  • Universal Analytics was built for a period of online measurement centered around desktop web usage and data gathered from cookies. As desires for privacy increase, and cookies phase out, a need for a new kind of measurement has emerged.
  • UA uses a session-based measurement model which collects a group of user interactions (hits) with a website over a certain timeframe as one session.
  • Universal Analytics sessions can include multiple pageviews, events and transactions.
  • In UA, most reporting relies heavily on device ID and when the User-ID feature is enabled, its data reports separately and does not integrate with other identity spaces. Because these identity spaces work separately, it is difficult to measure user journeys across devices.
  • Bounce Rate: A percentage of single page sessions in which there was no interaction with the page. A bounced session has a duration of 0 seconds.
  • According to GA, Bounce Rate was a reasonable measure of site engagement at one time, but has become less useful as websites and apps have changed.

What’s in: Google Analytics 4

  • Every Hit is an Event: GA4 uses a more flexible event-based measurement model in which all user interactions are stored as events. 
  • GA4 events can collect and send pieces of information that better specify the actions a user takes and can include things like purchase value, page visits and user demographics. 
  • Increased Privacy: Google Analytics 4 does not rely exclusively on cookies and will no longer store IP addresses, as users have come to expect more privacy and control over their data.
  • 4 Event Categories: Automatically Collected Events, Enhanced Measurement Events, Recommended Events, Custom Events
  • Identity Spaces: In GA4, data is processed using all available identity spaces (User ID, Google signals and device ID). Once a user is matched, analytics creates a single user journey from all data associated with this identity.
  • Bounce Rate will no longer be an available metric as GA4 transitions to the use of the new “Engagement”metrics to measure page performance.
  • Engaged Sessions: The number of sessions that lasted longer than 10 seconds, had a conversion event, or had at least 2 pageviews or screenviews. 
  • Avg. Engagement Time per Session: The amount of time the user is actually engaging with the page (scrolling, etc) while the page is the primary window being viewed on the screen.
  • Engagement Rate: The percentage of engaged sessions relative to total sessions. According to GA, this metric is more relevant to how websites and apps work today.
  • Reports: GA4 has significantly fewer standard reports compared to Universal Analytics and is designed to encourage the use of custom reports. 
  • In GA4 there are only 3 standard acquisition reports available with a key difference being the removal of the Source/Medium report as a standard view. However, it is fairly simple to update these reports to include your desired dimensions and create custom reports by modifying these existing GA4 reports. You can create custom reports in GA4 using the Explorations feature.
Chart comparing differences between GA4 and UA measurements.
Chart depicting the types of event measurement inGA4.

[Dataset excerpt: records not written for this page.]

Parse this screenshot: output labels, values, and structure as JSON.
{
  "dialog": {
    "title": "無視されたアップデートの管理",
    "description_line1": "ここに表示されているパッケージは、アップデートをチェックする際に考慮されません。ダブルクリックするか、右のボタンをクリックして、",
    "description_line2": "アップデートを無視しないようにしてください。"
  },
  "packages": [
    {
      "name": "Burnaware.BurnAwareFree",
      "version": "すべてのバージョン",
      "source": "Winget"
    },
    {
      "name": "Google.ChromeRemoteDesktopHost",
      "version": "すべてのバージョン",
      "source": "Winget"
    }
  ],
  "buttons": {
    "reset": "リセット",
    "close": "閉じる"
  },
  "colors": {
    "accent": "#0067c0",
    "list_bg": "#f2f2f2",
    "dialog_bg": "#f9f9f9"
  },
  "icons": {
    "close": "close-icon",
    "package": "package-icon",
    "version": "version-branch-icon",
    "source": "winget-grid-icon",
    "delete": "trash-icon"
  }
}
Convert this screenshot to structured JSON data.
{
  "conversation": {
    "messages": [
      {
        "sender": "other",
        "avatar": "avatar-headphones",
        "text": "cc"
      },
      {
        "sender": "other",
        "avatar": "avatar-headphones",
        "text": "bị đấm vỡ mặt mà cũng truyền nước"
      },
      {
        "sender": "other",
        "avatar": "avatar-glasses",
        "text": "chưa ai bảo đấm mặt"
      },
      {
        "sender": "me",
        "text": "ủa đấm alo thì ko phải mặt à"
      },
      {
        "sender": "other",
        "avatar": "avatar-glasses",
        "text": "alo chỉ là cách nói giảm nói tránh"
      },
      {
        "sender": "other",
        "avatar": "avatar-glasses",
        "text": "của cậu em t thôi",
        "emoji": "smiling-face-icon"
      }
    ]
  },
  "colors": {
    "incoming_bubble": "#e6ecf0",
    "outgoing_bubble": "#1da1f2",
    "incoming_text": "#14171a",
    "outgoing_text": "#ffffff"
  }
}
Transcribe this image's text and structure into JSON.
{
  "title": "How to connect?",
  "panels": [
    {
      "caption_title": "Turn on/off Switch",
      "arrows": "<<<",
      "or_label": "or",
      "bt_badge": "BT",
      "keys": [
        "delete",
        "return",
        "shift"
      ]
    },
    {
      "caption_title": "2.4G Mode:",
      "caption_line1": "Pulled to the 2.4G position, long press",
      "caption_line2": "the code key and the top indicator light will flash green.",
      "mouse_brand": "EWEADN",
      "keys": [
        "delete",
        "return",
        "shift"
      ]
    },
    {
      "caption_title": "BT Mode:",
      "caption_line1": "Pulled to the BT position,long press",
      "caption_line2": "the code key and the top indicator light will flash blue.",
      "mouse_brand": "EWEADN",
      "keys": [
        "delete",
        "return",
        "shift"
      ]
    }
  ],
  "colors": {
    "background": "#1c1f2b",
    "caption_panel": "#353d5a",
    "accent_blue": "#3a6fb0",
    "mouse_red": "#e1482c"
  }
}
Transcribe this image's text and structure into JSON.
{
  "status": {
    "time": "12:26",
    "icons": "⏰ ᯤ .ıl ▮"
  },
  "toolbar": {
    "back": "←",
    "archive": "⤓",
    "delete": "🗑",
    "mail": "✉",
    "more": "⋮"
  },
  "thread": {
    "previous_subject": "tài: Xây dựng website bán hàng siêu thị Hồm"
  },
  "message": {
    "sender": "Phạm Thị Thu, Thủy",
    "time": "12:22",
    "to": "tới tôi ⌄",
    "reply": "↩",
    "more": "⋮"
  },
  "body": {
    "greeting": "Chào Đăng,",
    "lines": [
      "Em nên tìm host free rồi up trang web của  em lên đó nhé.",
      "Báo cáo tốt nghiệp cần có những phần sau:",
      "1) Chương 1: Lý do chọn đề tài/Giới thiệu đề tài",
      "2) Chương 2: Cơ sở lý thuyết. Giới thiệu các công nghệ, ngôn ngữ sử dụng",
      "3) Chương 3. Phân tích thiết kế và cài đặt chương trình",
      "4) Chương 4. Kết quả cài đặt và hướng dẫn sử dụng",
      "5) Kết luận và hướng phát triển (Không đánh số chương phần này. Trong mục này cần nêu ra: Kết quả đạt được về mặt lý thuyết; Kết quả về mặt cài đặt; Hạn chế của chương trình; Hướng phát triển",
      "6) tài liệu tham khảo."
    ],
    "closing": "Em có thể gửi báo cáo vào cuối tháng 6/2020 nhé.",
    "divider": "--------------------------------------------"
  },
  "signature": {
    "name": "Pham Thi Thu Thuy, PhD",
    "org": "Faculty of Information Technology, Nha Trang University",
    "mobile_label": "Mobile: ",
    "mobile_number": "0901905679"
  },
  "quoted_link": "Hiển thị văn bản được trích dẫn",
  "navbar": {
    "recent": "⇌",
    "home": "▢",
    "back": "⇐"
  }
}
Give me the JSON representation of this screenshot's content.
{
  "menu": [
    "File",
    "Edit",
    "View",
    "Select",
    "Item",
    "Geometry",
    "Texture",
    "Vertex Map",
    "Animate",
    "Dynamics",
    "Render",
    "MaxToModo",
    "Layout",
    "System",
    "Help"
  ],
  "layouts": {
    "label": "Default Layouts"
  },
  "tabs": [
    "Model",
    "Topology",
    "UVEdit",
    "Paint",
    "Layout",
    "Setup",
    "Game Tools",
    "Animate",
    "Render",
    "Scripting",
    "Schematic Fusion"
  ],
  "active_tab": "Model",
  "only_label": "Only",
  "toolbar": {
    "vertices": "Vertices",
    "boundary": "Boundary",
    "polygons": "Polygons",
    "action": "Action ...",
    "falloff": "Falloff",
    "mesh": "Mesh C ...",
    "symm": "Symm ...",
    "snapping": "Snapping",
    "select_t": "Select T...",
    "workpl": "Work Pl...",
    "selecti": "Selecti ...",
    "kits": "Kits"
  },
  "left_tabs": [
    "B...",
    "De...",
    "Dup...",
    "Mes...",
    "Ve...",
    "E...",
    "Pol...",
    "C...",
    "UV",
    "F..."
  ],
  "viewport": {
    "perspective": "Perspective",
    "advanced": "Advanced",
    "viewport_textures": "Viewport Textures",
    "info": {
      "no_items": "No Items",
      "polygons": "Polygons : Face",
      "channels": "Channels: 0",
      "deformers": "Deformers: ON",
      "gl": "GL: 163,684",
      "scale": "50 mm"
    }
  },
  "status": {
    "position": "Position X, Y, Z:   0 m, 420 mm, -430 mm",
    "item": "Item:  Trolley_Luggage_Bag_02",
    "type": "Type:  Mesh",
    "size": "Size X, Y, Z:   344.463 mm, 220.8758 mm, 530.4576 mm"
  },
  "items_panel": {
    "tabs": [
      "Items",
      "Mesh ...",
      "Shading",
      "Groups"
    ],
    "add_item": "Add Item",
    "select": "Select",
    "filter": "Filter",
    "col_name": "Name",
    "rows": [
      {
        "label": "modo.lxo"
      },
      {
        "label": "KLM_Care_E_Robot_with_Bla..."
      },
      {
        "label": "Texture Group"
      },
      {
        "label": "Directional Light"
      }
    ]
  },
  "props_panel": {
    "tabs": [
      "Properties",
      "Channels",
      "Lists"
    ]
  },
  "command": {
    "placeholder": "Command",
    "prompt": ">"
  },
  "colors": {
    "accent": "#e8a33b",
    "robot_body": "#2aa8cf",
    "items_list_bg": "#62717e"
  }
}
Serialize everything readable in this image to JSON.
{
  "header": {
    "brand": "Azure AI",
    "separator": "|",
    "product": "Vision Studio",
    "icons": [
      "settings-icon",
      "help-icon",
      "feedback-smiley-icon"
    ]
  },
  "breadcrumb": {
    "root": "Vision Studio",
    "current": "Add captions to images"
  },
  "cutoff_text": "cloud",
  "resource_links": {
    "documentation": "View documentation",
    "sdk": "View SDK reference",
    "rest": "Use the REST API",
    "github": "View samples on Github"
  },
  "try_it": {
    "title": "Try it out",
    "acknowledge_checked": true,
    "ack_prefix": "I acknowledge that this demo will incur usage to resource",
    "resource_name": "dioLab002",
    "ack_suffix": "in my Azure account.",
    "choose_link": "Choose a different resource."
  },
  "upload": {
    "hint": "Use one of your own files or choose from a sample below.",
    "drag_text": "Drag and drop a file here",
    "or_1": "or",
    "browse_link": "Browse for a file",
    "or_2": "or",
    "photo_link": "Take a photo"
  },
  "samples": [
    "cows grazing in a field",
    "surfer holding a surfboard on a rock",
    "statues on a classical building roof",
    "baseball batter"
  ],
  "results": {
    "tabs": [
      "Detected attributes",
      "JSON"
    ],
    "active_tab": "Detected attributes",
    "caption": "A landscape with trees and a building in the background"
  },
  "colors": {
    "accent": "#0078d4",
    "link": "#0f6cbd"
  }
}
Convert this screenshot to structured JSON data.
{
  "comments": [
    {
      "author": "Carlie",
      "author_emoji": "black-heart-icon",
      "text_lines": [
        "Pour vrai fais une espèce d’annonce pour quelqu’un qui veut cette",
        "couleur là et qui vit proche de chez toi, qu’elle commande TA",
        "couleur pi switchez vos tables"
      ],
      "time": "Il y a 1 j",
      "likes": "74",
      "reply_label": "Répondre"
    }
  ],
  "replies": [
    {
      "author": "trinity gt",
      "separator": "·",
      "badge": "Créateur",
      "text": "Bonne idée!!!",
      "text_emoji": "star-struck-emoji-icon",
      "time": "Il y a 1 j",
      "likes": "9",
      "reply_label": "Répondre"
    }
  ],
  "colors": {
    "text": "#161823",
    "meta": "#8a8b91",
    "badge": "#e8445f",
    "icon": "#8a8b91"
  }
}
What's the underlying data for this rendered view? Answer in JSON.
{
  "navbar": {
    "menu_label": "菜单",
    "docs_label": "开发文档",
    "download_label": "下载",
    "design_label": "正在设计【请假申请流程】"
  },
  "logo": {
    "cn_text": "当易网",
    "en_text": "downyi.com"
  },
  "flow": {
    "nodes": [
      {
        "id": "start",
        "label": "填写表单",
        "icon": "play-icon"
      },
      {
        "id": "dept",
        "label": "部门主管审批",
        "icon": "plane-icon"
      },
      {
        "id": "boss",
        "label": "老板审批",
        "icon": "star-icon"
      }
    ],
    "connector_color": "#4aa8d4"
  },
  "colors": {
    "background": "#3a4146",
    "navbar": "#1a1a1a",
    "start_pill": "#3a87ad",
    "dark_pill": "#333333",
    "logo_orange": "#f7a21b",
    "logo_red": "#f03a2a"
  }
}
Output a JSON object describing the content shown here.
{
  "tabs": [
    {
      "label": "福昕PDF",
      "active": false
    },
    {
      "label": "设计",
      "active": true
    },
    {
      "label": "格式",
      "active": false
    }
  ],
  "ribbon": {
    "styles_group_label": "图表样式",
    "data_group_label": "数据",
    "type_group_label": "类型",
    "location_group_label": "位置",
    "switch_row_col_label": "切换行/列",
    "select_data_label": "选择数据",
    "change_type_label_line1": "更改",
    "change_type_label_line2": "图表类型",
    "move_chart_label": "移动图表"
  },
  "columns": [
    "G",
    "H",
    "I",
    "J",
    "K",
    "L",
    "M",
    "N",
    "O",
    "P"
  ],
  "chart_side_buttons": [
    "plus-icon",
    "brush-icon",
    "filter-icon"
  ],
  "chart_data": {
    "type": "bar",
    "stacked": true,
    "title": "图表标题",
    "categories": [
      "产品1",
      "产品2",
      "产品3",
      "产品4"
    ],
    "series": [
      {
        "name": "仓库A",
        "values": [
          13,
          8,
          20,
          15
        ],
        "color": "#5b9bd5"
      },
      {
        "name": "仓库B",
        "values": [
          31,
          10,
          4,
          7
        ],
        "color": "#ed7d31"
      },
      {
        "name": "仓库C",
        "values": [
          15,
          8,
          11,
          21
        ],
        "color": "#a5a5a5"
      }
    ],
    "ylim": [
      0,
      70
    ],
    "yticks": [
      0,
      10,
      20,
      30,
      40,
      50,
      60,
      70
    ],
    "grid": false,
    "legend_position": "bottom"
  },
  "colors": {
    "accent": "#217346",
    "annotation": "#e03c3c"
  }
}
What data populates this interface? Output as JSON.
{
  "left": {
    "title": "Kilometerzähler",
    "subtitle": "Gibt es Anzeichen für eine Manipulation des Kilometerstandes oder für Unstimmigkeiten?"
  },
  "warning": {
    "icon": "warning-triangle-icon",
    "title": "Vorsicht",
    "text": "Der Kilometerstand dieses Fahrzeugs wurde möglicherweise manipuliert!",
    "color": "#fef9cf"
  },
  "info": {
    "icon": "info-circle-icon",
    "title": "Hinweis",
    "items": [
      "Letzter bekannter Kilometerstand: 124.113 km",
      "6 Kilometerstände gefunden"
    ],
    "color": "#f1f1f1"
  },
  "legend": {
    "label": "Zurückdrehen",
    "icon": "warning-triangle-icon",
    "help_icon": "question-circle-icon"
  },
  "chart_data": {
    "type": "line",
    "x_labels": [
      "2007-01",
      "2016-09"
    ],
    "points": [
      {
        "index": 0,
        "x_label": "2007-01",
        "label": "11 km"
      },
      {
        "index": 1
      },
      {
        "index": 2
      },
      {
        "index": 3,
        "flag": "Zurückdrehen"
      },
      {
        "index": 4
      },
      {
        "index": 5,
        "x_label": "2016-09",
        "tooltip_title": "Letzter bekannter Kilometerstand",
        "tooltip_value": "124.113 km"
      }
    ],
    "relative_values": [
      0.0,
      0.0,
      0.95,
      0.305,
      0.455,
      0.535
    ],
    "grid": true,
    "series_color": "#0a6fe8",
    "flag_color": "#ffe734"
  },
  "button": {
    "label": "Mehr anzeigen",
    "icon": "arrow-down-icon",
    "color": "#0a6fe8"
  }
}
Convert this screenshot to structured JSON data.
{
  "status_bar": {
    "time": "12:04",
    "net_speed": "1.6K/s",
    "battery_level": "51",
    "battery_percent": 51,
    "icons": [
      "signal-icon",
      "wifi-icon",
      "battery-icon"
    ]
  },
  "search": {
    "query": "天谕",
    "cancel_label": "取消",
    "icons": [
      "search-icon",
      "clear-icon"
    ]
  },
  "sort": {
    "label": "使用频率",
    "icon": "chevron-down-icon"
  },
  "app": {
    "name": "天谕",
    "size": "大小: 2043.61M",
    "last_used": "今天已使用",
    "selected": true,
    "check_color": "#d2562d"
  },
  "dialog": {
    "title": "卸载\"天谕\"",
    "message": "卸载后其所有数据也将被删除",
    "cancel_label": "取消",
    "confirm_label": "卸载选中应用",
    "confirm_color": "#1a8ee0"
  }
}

What’s Next?

  • All standard Universal Analytics properties will stop processing new hits on July 1, 2023.
  • The sooner you create a GA4 property, add data streams and enable data collection, the sooner you can begin collecting necessary historical data before UA stops processing new hits. 
  • Migrate existing UA custom events, goals/conversions, audiences and eCommerce measurement to GA4.
  • You’ll want to check GA4 conversion and event accuracy by comparing metrics to UA, which means you will want to make the move with enough time to cross-check data for a period.
  • Link GA4 to your Google Ads account and begin optimizing towards GA4 conversions in Google Ads. 

LeadLab Media has a team of experts ready to help you make the transition to GA4. Request a consultation today to ensure you have the historical data necessary in GA4 to avoid a disruption in collection when UA stops processing new hits.